Required work: The required result is each line of the entries below containing the string "name".

+++ Listed records +++

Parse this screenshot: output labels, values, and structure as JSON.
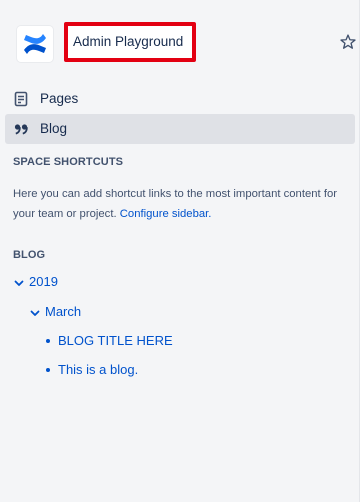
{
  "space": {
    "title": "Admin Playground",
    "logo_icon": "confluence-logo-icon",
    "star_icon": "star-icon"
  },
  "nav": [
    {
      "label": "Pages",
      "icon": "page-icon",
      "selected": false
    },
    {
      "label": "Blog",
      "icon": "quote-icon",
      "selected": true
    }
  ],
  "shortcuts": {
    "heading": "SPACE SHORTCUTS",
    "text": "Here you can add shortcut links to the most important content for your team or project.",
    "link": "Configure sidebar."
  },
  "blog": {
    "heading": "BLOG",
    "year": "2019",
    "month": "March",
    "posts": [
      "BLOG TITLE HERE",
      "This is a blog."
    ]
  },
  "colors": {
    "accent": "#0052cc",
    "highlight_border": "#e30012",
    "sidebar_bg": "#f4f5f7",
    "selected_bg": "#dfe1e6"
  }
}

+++
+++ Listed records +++

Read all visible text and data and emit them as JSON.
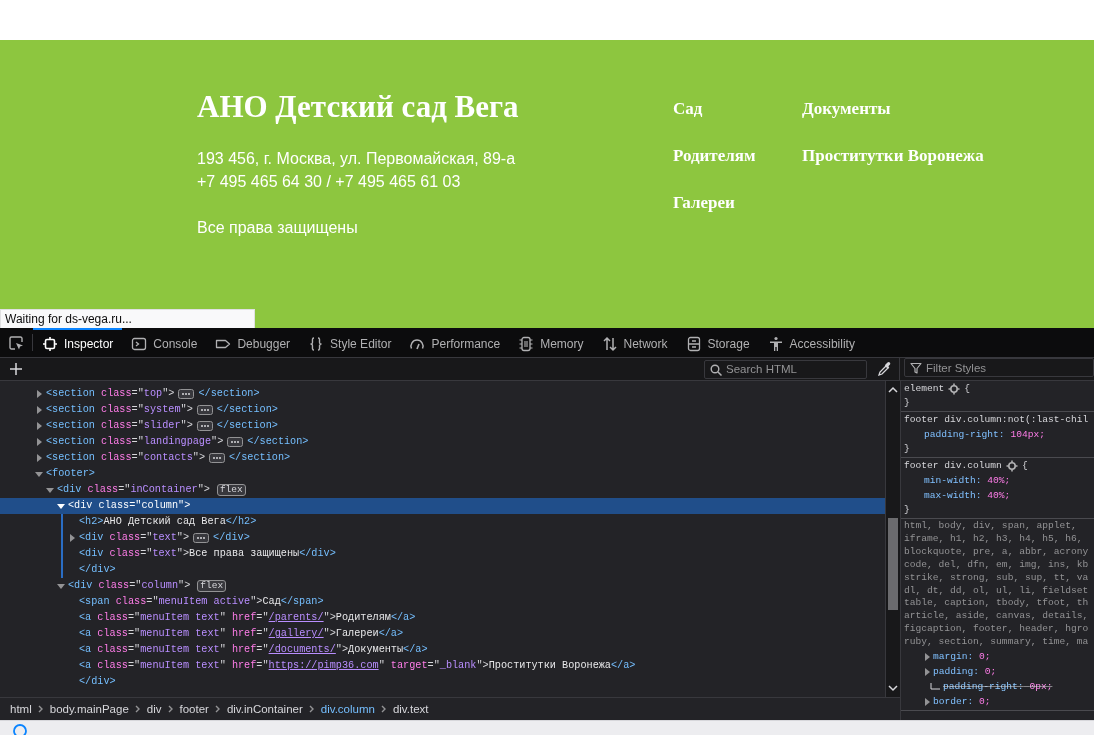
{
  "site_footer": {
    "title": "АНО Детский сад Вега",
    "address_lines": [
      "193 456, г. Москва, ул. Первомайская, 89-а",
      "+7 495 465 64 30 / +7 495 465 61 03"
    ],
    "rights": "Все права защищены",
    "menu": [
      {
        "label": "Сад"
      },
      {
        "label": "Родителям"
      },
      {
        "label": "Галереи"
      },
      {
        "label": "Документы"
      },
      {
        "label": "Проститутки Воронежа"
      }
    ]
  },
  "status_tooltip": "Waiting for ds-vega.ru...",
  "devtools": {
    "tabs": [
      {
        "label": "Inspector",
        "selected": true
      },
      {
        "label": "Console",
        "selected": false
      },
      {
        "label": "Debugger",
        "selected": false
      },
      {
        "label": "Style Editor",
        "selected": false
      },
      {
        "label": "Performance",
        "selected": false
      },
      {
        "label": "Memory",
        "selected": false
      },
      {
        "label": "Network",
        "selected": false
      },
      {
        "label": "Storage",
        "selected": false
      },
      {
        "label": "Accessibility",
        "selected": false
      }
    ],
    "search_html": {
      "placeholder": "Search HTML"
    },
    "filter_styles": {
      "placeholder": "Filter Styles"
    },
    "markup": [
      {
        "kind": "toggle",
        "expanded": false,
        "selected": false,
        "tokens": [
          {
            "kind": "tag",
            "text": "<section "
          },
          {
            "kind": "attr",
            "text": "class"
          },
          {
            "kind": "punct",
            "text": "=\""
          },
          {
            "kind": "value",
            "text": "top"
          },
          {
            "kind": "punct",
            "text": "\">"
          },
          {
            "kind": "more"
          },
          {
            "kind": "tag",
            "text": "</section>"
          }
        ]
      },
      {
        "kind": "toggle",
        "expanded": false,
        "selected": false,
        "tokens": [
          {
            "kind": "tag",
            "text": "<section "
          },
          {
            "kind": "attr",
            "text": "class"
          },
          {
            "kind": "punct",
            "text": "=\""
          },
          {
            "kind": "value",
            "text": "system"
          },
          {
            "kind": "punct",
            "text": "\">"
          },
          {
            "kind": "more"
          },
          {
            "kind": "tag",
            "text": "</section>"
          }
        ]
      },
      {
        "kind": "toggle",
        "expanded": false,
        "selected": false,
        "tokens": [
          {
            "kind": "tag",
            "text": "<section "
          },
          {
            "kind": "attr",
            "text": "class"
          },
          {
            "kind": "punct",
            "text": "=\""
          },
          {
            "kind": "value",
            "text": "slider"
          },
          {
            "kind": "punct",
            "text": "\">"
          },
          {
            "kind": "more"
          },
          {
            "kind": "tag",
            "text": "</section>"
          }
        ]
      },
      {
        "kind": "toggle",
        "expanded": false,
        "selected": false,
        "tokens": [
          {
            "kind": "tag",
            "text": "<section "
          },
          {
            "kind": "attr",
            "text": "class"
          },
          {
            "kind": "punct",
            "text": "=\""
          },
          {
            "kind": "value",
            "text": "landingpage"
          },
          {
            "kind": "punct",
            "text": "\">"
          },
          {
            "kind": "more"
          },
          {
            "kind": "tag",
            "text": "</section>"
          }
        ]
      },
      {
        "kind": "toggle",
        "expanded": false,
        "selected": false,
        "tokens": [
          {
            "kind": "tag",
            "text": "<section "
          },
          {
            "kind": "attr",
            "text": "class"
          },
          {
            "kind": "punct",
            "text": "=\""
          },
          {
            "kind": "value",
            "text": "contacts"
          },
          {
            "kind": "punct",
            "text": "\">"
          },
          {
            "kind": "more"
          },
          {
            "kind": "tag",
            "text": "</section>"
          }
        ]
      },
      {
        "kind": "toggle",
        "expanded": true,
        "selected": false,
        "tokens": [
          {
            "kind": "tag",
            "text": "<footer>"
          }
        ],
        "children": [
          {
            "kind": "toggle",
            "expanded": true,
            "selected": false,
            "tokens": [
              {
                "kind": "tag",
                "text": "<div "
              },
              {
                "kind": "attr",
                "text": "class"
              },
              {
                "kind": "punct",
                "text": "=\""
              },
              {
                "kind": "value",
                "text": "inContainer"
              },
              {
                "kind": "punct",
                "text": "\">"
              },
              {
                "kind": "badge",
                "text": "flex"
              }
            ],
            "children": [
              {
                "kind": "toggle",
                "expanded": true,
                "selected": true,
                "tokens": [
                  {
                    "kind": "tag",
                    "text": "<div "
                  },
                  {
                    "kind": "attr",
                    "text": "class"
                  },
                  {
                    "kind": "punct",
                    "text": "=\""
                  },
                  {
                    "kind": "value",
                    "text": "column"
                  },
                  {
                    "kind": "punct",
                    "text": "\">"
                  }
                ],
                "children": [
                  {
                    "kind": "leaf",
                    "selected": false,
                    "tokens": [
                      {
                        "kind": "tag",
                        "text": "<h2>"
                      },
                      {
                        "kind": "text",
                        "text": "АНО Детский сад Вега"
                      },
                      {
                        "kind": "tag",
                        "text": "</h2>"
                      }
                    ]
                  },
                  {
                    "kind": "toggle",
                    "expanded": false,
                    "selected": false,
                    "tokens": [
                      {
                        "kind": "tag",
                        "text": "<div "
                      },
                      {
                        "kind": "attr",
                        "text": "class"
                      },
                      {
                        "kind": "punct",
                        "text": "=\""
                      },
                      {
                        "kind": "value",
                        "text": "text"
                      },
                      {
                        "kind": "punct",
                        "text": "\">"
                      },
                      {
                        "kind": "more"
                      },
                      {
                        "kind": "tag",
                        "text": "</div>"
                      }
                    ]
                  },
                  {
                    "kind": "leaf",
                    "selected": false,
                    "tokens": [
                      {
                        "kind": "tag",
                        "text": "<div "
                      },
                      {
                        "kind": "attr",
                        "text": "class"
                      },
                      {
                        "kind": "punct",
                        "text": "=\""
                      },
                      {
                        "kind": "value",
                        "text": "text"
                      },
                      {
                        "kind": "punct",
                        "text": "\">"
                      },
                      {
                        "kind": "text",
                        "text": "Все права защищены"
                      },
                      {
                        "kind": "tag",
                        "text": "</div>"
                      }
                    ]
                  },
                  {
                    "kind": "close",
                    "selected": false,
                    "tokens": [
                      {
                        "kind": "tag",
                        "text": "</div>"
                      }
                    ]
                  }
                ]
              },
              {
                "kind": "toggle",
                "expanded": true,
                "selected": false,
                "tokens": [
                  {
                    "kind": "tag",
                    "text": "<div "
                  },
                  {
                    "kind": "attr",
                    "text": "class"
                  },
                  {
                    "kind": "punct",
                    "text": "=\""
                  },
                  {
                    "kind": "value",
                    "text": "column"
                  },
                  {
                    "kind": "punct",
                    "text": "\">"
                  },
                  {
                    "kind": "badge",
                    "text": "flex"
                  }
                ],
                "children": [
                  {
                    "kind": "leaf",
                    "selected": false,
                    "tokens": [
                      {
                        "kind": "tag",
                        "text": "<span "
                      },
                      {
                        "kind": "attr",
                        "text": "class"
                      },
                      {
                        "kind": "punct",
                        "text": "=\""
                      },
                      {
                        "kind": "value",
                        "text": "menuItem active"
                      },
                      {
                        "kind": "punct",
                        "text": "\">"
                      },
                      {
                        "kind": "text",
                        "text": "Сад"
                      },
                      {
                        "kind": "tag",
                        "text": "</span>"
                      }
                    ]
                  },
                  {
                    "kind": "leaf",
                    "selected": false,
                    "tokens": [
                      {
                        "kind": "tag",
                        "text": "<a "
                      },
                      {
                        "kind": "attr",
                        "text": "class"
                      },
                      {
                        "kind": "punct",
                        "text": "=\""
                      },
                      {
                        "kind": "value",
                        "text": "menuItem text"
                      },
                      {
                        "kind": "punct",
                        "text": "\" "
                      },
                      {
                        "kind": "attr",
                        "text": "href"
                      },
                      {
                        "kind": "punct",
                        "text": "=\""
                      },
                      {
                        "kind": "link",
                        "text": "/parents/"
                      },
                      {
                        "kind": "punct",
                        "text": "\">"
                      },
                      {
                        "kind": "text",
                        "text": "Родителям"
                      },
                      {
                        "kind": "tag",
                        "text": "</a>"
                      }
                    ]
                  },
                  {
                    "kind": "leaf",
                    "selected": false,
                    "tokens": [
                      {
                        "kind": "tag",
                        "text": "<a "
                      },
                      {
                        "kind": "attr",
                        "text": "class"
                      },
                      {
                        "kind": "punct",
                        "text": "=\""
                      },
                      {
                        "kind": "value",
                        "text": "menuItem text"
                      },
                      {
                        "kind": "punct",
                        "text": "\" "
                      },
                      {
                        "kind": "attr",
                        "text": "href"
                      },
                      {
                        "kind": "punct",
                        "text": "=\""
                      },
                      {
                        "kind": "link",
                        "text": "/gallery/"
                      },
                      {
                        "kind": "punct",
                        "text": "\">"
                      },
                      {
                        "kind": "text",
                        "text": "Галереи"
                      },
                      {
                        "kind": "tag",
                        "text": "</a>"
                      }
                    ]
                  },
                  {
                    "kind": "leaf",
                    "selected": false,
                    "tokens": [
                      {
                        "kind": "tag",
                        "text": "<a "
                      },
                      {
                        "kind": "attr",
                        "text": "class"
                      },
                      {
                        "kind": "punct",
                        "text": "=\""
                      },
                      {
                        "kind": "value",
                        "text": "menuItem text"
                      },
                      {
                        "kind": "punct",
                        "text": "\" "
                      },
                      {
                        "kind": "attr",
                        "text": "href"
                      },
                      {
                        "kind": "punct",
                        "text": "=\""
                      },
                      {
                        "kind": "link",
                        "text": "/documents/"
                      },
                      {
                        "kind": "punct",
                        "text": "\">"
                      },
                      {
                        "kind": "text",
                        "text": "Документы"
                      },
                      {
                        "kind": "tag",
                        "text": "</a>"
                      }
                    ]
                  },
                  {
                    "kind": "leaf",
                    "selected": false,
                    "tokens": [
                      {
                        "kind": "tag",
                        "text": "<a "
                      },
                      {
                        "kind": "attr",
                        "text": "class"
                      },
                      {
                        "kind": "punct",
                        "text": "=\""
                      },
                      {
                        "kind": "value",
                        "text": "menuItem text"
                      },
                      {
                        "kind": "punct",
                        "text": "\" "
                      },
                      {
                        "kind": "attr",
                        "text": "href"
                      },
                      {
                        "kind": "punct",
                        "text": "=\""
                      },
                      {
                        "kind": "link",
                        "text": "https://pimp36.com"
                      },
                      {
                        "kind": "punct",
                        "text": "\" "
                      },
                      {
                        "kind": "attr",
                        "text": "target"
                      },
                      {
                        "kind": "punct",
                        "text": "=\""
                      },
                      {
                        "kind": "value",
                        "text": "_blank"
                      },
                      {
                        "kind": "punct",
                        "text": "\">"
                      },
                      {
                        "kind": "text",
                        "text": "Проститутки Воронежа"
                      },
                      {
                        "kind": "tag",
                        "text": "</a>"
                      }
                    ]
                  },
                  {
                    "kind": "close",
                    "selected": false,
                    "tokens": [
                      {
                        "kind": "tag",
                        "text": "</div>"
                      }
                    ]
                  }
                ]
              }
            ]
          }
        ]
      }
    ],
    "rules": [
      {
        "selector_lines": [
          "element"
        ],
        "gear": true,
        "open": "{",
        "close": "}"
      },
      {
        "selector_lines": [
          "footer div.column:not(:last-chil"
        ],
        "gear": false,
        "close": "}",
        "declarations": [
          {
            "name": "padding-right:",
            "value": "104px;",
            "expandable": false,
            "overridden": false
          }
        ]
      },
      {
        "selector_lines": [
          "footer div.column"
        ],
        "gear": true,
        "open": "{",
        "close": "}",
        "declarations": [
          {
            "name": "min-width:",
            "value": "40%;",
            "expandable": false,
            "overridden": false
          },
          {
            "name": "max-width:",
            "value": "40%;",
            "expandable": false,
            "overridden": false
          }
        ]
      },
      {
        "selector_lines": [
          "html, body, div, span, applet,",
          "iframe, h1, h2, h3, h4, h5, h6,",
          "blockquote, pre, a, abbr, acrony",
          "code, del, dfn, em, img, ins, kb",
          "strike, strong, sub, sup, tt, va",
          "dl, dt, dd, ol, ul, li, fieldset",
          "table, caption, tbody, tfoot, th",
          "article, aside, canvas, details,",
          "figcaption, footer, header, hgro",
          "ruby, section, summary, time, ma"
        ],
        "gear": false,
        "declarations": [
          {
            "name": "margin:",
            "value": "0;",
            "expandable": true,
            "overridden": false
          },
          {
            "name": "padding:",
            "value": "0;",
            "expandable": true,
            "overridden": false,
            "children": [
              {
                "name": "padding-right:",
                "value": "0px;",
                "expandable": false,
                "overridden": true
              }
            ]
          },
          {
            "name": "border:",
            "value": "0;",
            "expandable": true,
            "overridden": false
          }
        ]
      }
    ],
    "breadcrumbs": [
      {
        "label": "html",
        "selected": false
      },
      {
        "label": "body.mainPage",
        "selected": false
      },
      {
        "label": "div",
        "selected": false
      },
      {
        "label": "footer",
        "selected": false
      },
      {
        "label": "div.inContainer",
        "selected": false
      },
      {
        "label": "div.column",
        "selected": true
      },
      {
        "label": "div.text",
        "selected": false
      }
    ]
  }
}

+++
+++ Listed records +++

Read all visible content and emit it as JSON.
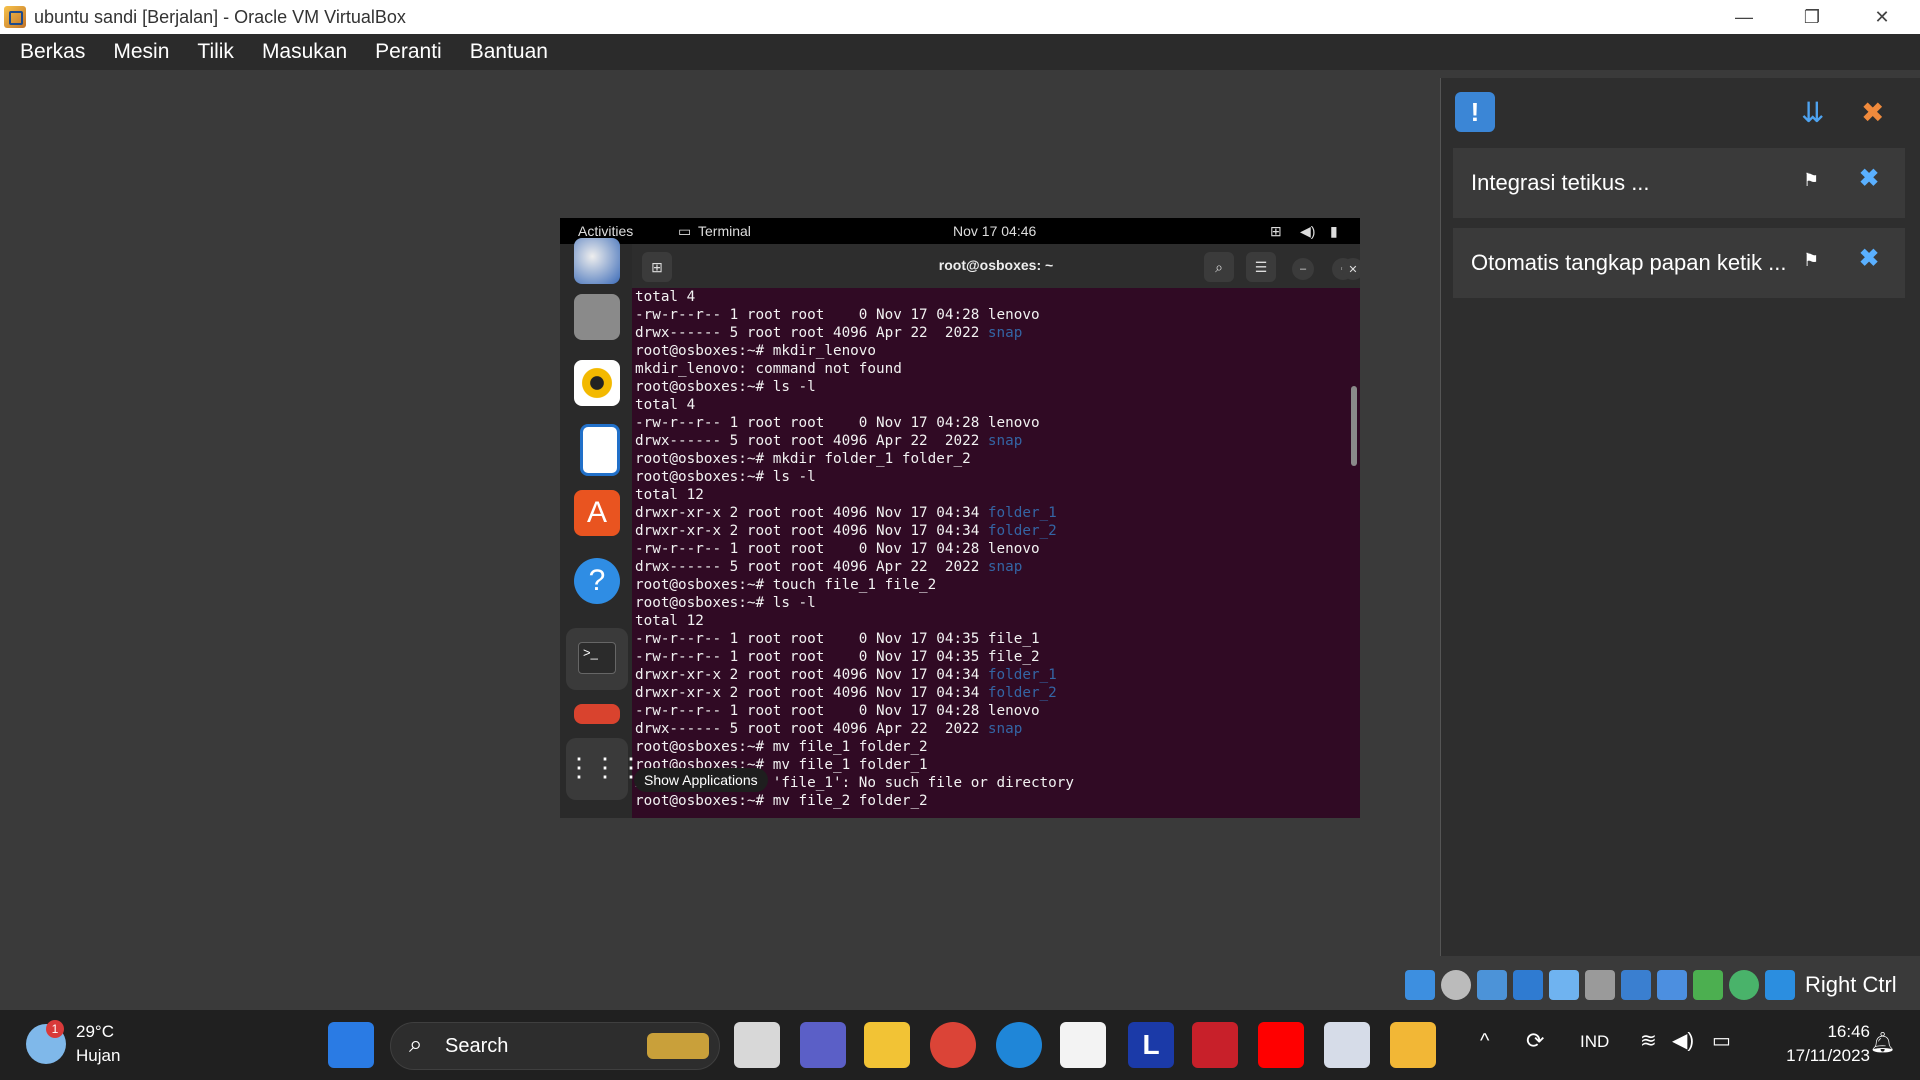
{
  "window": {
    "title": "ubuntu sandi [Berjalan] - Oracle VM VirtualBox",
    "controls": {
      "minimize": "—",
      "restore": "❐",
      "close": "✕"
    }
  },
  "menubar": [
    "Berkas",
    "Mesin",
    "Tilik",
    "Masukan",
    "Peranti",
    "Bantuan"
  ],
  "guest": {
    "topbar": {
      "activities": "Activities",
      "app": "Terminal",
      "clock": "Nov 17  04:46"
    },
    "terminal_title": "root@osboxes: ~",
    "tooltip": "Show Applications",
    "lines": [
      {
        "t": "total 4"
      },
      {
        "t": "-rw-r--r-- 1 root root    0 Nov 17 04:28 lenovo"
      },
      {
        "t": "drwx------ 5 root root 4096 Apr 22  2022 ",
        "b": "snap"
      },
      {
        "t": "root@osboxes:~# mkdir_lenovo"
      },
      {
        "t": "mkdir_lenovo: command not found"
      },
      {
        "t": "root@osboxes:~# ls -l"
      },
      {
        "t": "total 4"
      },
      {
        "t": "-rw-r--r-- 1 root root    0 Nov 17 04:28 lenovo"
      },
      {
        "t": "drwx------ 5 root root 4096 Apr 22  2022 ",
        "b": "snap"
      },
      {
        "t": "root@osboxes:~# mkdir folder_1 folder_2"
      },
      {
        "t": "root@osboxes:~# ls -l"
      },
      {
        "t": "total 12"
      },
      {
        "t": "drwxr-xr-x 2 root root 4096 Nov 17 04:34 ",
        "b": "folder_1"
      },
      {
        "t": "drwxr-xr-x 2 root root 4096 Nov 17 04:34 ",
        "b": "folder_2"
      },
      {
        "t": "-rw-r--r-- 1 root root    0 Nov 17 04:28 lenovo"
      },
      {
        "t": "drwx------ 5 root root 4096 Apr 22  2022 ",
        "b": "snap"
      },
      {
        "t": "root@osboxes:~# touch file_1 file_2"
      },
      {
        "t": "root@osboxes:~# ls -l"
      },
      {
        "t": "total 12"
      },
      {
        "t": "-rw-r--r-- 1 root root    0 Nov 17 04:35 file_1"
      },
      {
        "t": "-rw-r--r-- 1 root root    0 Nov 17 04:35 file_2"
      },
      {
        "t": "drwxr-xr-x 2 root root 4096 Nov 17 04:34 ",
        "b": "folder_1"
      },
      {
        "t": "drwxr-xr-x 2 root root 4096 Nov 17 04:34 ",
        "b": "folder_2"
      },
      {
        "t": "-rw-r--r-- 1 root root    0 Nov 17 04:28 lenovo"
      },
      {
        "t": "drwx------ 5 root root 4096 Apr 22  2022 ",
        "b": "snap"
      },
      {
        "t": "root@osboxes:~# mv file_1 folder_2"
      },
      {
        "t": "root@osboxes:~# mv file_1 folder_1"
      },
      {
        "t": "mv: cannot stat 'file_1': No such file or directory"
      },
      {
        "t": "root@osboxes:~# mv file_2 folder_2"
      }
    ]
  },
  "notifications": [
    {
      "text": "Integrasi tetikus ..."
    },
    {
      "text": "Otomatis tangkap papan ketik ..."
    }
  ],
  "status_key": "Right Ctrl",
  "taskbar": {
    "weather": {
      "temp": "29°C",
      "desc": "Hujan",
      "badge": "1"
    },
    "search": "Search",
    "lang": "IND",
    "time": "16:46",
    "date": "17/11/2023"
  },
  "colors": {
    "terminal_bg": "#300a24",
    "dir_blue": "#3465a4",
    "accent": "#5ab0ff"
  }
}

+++

Task answer:
            "name": "padding-right:",
            "name": "min-width:",
            "name": "max-width:",
            "name": "margin:",
            "name": "padding:",
                "name": "padding-right:",
            "name": "border:",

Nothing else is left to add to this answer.